“GIVE ME AN A!!!!!” - A Beginning Pathway Towards Improvisation
Give me an A!!!! Give me an E!!! Now go to Bb – Oh yes and by the way make them musical notes, and at whatever length you want! – What am I talking about? - ‘The Art Of Improvisation’ – to quote the title of my book with play-a-long CD about this very subject. Improvisation…..
Hello readers. I have been away from my desk for a lot of this year, so I am very happy to be writing for you all again. I have had the pleasure of working on a couple of films, which we shot in the beautiful South Island of New Zealand. I saw and experienced some beautiful things, which inspired me to end up composing some music I am proud of. Meantime, Mary, our great editor-leader has asked me to write about Improvisation – and “How To do it – think from the beginnings….. How did you start Michelle?”
Actually I would answer back “It’s all about the approach”. Mary, I think you mentioned that many people from a classical learning background have difficulty with this area of music, and some people even fear this subject. I believe some international music examination houses even require Improvisation to be part of the curriculum, and this apparently terrifies some people – both teachers and students. SO – my aims are to eliminate this fear, and to offer and give some helpful suggestions.
What is Improvisation?
For me, it is about playing notes on my instrument, with what ever I have in either my hands, or using my voice, and creating music with notes I make up. In the end I guess one can call this composing. And the other approach is to be playing a tune, any melody from any piece of music – classical, blues, pop, rock – whatever - and ‘mucking’ with it.
Okay so what is the magic formula? And how did I start?
Well, my story is simple. Before the days of television, we would have family sing-alongs. Our family was not really gifted with instruments, but most of us had a voice. There would be times we would sing together, and we would harmonise. Be it the Celtic in our blood maybe – (Irish and Scottish), but we were all able to choose notes within the tune of the song and create chords – basic harmony. As an adult, I have studied Non-Western Music, and have noted most cultures have this gift.
My history continues very simply – I always wanted to play the flute – fast forward to when I had my first - albeit a broken down one from the school I attended - at the age of thirteen. At about the same time I discovered a Jazz Flute Player called Herbie Mann, and bought my first album by him.

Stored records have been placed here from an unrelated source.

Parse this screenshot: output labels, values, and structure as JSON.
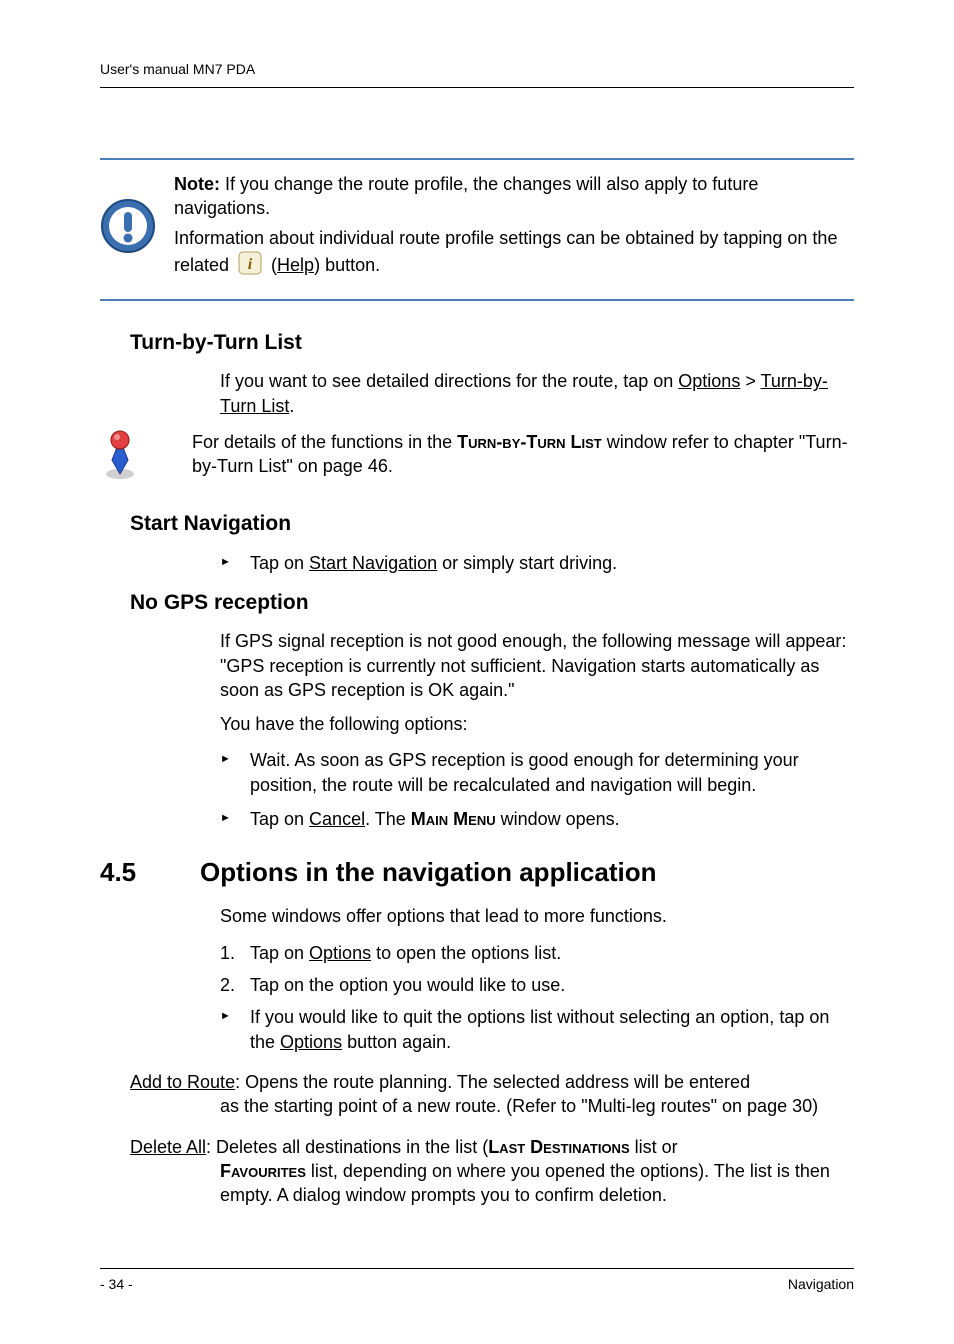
{
  "header": {
    "title": "User's manual MN7 PDA"
  },
  "note": {
    "label": "Note:",
    "p1_rest": " If you change the route profile, the changes will also apply to future navigations.",
    "p2": "Information about individual route profile settings can be obtained by tapping on the related ",
    "help_label": "Help",
    "p2_end": ") button."
  },
  "turn": {
    "heading": "Turn-by-Turn List",
    "p1a": "If you want to see detailed directions for the route, tap on ",
    "options": "Options",
    "gt": " > ",
    "tlist": "Turn-by-Turn List",
    "p1b": ".",
    "info_a": "For details of the functions in the ",
    "info_win": "Turn-by-Turn List",
    "info_b": " window refer to chapter \"Turn-by-Turn List\" on page 46."
  },
  "startnav": {
    "heading": "Start Navigation",
    "li1a": "Tap on ",
    "li1u": "Start Navigation",
    "li1b": " or simply start driving."
  },
  "nogps": {
    "heading": "No GPS reception",
    "p1": "If GPS signal reception is not good enough, the following message will appear: \"GPS reception is currently not sufficient. Navigation starts automatically as soon as GPS reception is OK again.\"",
    "p2": "You have the following options:",
    "li1": "Wait. As soon as GPS reception is good enough for determining your position, the route will be recalculated and navigation will begin.",
    "li2a": "Tap on ",
    "li2u": "Cancel",
    "li2b": ". The ",
    "li2win": "Main Menu",
    "li2c": " window opens."
  },
  "section": {
    "num": "4.5",
    "title": "Options in the navigation application",
    "intro": "Some windows offer options that lead to more functions.",
    "n1a": "Tap on ",
    "n1u": "Options",
    "n1b": " to open the options list.",
    "n2": "Tap on the option you would like to use.",
    "arrowa": "If you would like to quit the options list without selecting an option, tap on the ",
    "arrowu": "Options",
    "arrowb": " button again."
  },
  "defs": {
    "add_label": "Add to Route",
    "add_body": ": Opens the route planning. The selected address will be entered as the starting point of a new route. (Refer to \"Multi-leg routes\" on page 30)",
    "del_label": "Delete All",
    "del_a": ": Deletes all destinations in the list (",
    "del_win1": "Last Destinations",
    "del_b": " list or ",
    "del_win2": "Favourites",
    "del_c": " list, depending on where you opened the options). The list is then empty. A dialog window prompts you to confirm deletion."
  },
  "footer": {
    "page": "- 34 -",
    "section": "Navigation"
  }
}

One night I was in the lounge by myself, listening to this record on our old Gramophone. (I may have written about this story before but never mind – it was a life changing moment). One of the tracks Herbie was playing was the old gospel song “Swing Low Sweet Chariot”. He started with the tune and then – after the first verse, which he performed with a lot of Rubato, he went into a ‘Groove’ – he just “let rip”. I listened – stunned – and I then thought – “I can do that!!!!”
So I did...
HOW did I know what to do?
As I suggested, I guess the path had been set for me by our family vocal sessions. Start with a tune and then divert from the actual melody note, but work within the harmonic and rhythmic structures.
Think of a note – and hear it in your head. As I said – Give me an A - play it as a Semi-tone – and hold it with a pause over it. Then play it as a couple of minims. Experiment with both the tones and volumes you are using. Then play it as crotchets – and then quavers, and then semi-quavers. Remember I said start with an A – but - you could move to any note and do the same exercise.
Okay – so what we have been doing, or rather playing, is a bunch of A’s .
Now let’s focus on a tune we all know. I think many of us started playing flute with the book “Tune A Day”. In that book are many simple tunes in the Key of G. Funnily enough the track I was initially inspired by - “Swing Low…” was in G. It is a very good key to work with, in my opinion, when starting out. So is A Minor.
I am sure we all played ‘Frère Jacques’ and ‘London’s Burning’, when we were beginners. So let’s think again as beginners. – Frère Jacques starts with 3 notes ascending and then back to the root note – twice. Then the tune continues up the scale – see below – this particular version is in the key of F.
Okay – so look at the tune – hum it to yourself, and while humming it in your head play it and other notes around it. See the following of a quick little ditty I wrote as an improvisation to a verse of Frère J.
And there you go.
Oh yes, and the other thing about improvising is to play your creation in other keys. Walk away from the music and play your version of Frère Jacques in Bb, or G or E. Remember, The Art Of Improvisation comes from practicing scales and getting comfortable with your instrument in all keys.
Good luck and enjoy yourself. More next time on this subject.